━━━ Extracted records
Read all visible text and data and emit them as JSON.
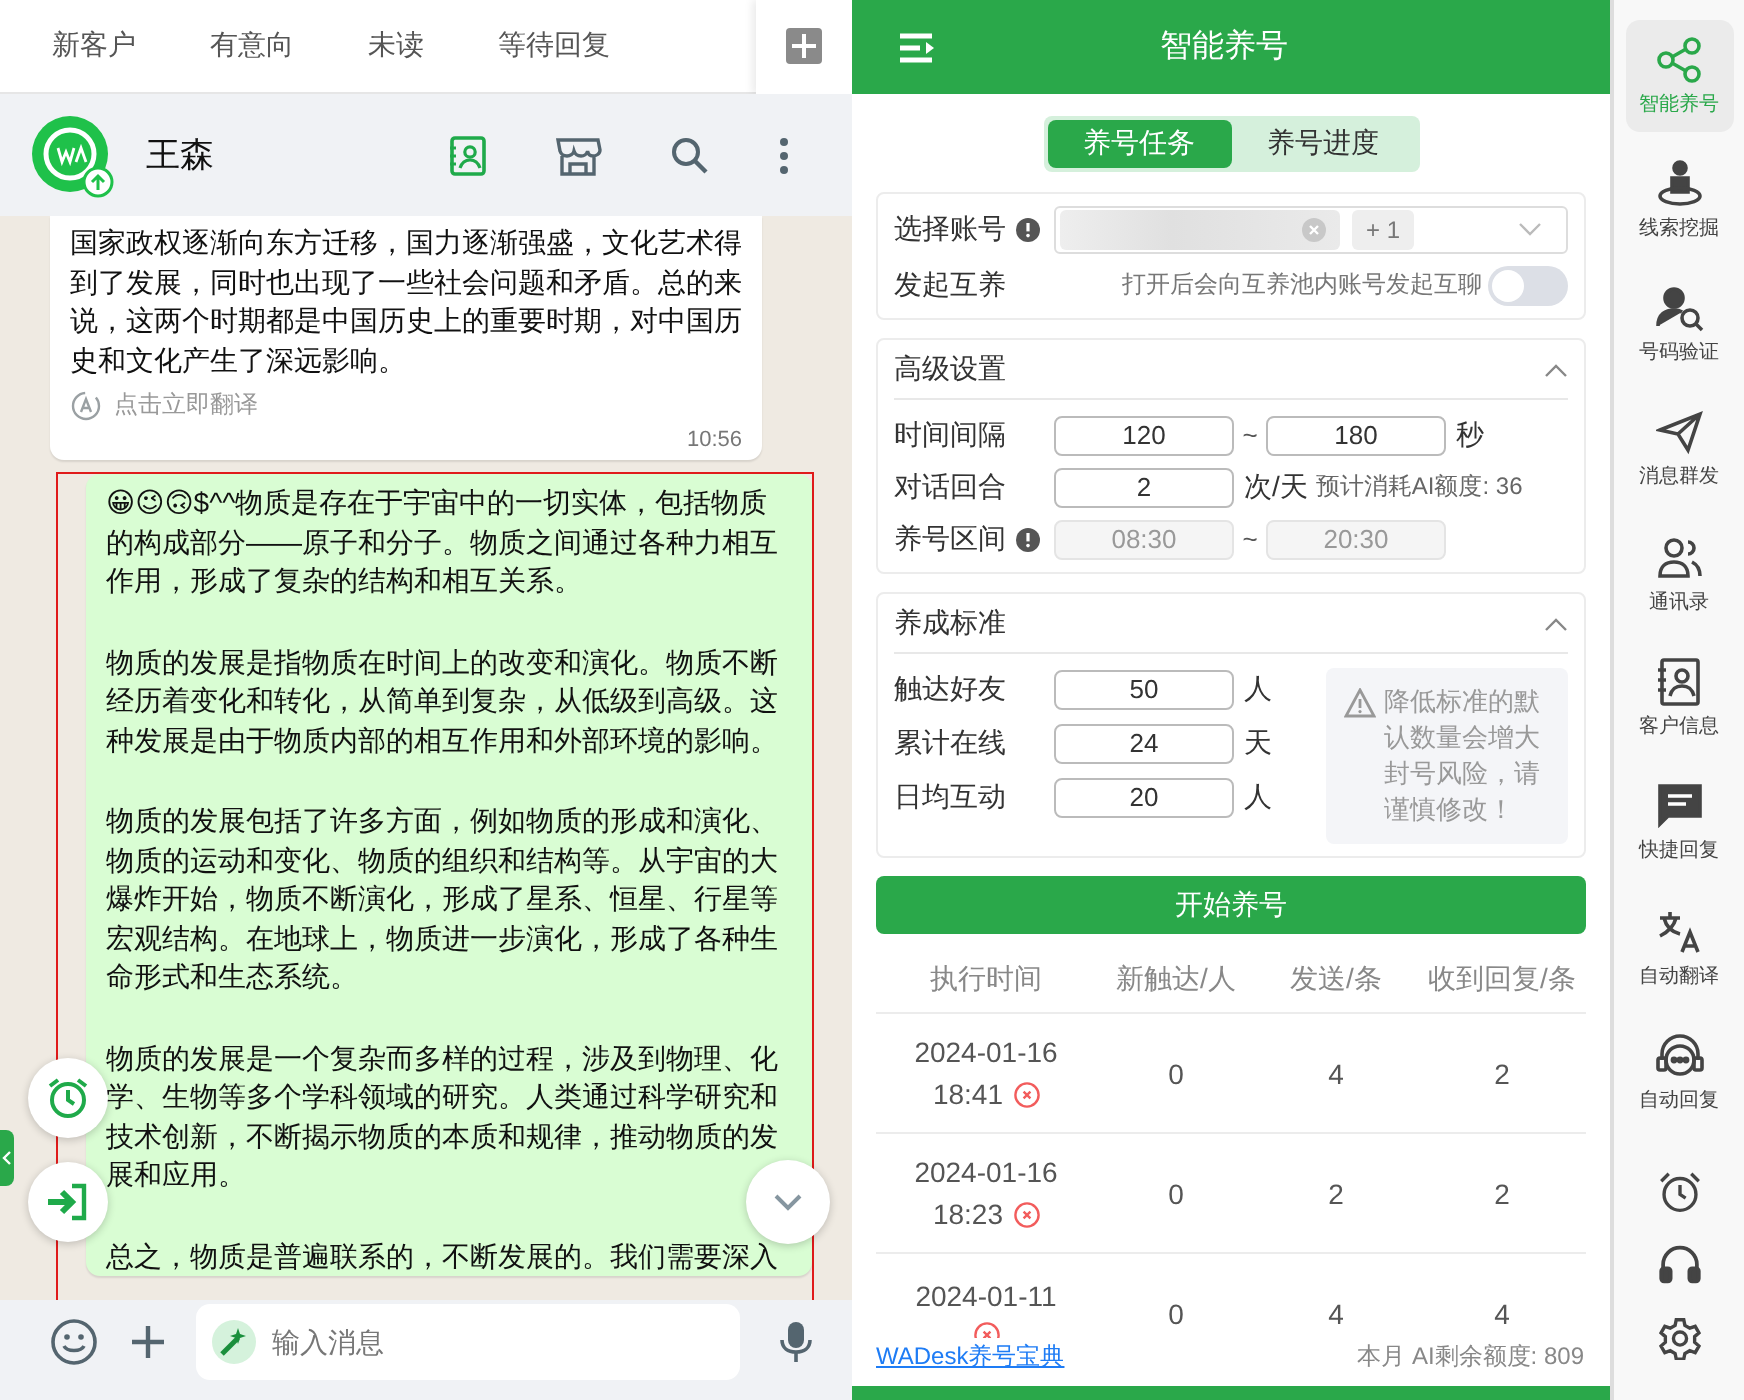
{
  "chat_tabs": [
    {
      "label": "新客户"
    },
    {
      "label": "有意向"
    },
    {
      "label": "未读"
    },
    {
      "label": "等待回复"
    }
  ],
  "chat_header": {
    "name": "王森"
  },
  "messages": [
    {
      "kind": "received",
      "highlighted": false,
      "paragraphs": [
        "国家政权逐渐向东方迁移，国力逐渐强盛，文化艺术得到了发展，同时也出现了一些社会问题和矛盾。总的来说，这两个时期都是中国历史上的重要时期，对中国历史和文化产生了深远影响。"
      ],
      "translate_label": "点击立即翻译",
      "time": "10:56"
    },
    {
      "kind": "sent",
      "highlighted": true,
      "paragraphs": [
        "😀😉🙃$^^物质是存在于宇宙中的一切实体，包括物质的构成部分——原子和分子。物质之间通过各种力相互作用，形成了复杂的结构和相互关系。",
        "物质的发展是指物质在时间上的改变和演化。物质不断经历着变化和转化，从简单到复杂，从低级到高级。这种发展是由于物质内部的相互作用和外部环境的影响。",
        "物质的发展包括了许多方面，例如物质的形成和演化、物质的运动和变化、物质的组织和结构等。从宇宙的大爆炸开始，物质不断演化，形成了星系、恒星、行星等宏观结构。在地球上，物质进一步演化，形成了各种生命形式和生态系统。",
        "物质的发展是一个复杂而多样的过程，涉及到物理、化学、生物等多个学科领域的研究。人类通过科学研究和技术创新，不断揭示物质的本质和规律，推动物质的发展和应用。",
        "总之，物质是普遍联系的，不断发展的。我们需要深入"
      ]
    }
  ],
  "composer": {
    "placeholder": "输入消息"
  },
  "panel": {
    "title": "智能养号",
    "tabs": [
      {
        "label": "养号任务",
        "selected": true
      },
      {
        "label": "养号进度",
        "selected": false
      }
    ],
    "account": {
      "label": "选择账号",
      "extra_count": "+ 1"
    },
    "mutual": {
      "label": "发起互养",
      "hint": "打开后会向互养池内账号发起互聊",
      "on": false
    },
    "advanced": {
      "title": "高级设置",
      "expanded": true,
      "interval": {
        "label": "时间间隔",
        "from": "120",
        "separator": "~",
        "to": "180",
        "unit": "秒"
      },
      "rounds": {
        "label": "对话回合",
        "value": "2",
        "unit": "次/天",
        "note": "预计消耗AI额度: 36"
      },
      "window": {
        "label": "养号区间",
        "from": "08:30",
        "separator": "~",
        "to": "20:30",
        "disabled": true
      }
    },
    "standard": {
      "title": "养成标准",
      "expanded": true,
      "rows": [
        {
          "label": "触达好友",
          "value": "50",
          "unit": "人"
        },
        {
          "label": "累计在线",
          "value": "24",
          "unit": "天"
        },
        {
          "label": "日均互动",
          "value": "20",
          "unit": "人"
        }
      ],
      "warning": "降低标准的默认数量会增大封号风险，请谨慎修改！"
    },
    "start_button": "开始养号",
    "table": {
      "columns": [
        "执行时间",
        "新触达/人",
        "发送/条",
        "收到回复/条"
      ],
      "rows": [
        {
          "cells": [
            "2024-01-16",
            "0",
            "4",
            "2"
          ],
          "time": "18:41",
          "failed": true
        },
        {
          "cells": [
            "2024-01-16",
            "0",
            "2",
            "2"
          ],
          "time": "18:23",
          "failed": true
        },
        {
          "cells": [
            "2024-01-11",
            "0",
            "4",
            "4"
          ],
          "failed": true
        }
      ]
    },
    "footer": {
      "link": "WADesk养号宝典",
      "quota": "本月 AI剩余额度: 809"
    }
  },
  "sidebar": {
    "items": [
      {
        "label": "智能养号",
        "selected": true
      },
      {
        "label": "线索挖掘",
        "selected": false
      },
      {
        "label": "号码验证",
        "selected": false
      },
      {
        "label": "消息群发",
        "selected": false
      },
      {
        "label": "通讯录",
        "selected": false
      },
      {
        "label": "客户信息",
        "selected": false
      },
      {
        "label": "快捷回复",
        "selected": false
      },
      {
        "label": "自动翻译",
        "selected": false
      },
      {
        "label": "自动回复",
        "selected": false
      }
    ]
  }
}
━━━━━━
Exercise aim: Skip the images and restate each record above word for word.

Task result:
Read all visible text and data and emit them as JSON.
{
  "chat_tabs": [
    {
      "label": "新客户"
    },
    {
      "label": "有意向"
    },
    {
      "label": "未读"
    },
    {
      "label": "等待回复"
    }
  ],
  "chat_header": {
    "name": "王森"
  },
  "messages": [
    {
      "kind": "received",
      "highlighted": false,
      "paragraphs": [
        "国家政权逐渐向东方迁移，国力逐渐强盛，文化艺术得到了发展，同时也出现了一些社会问题和矛盾。总的来说，这两个时期都是中国历史上的重要时期，对中国历史和文化产生了深远影响。"
      ],
      "translate_label": "点击立即翻译",
      "time": "10:56"
    },
    {
      "kind": "sent",
      "highlighted": true,
      "paragraphs": [
        "😀😉🙃$^^物质是存在于宇宙中的一切实体，包括物质的构成部分——原子和分子。物质之间通过各种力相互作用，形成了复杂的结构和相互关系。",
        "物质的发展是指物质在时间上的改变和演化。物质不断经历着变化和转化，从简单到复杂，从低级到高级。这种发展是由于物质内部的相互作用和外部环境的影响。",
        "物质的发展包括了许多方面，例如物质的形成和演化、物质的运动和变化、物质的组织和结构等。从宇宙的大爆炸开始，物质不断演化，形成了星系、恒星、行星等宏观结构。在地球上，物质进一步演化，形成了各种生命形式和生态系统。",
        "物质的发展是一个复杂而多样的过程，涉及到物理、化学、生物等多个学科领域的研究。人类通过科学研究和技术创新，不断揭示物质的本质和规律，推动物质的发展和应用。",
        "总之，物质是普遍联系的，不断发展的。我们需要深入"
      ]
    }
  ],
  "composer": {
    "placeholder": "输入消息"
  },
  "panel": {
    "title": "智能养号",
    "tabs": [
      {
        "label": "养号任务",
        "selected": true
      },
      {
        "label": "养号进度",
        "selected": false
      }
    ],
    "account": {
      "label": "选择账号",
      "extra_count": "+ 1"
    },
    "mutual": {
      "label": "发起互养",
      "hint": "打开后会向互养池内账号发起互聊",
      "on": false
    },
    "advanced": {
      "title": "高级设置",
      "expanded": true,
      "interval": {
        "label": "时间间隔",
        "from": "120",
        "separator": "~",
        "to": "180",
        "unit": "秒"
      },
      "rounds": {
        "label": "对话回合",
        "value": "2",
        "unit": "次/天",
        "note": "预计消耗AI额度: 36"
      },
      "window": {
        "label": "养号区间",
        "from": "08:30",
        "separator": "~",
        "to": "20:30",
        "disabled": true
      }
    },
    "standard": {
      "title": "养成标准",
      "expanded": true,
      "rows": [
        {
          "label": "触达好友",
          "value": "50",
          "unit": "人"
        },
        {
          "label": "累计在线",
          "value": "24",
          "unit": "天"
        },
        {
          "label": "日均互动",
          "value": "20",
          "unit": "人"
        }
      ],
      "warning": "降低标准的默认数量会增大封号风险，请谨慎修改！"
    },
    "start_button": "开始养号",
    "table": {
      "columns": [
        "执行时间",
        "新触达/人",
        "发送/条",
        "收到回复/条"
      ],
      "rows": [
        {
          "cells": [
            "2024-01-16",
            "0",
            "4",
            "2"
          ],
          "time": "18:41",
          "failed": true
        },
        {
          "cells": [
            "2024-01-16",
            "0",
            "2",
            "2"
          ],
          "time": "18:23",
          "failed": true
        },
        {
          "cells": [
            "2024-01-11",
            "0",
            "4",
            "4"
          ],
          "failed": true
        }
      ]
    },
    "footer": {
      "link": "WADesk养号宝典",
      "quota": "本月 AI剩余额度: 809"
    }
  },
  "sidebar": {
    "items": [
      {
        "label": "智能养号",
        "selected": true
      },
      {
        "label": "线索挖掘",
        "selected": false
      },
      {
        "label": "号码验证",
        "selected": false
      },
      {
        "label": "消息群发",
        "selected": false
      },
      {
        "label": "通讯录",
        "selected": false
      },
      {
        "label": "客户信息",
        "selected": false
      },
      {
        "label": "快捷回复",
        "selected": false
      },
      {
        "label": "自动翻译",
        "selected": false
      },
      {
        "label": "自动回复",
        "selected": false
      }
    ]
  }
}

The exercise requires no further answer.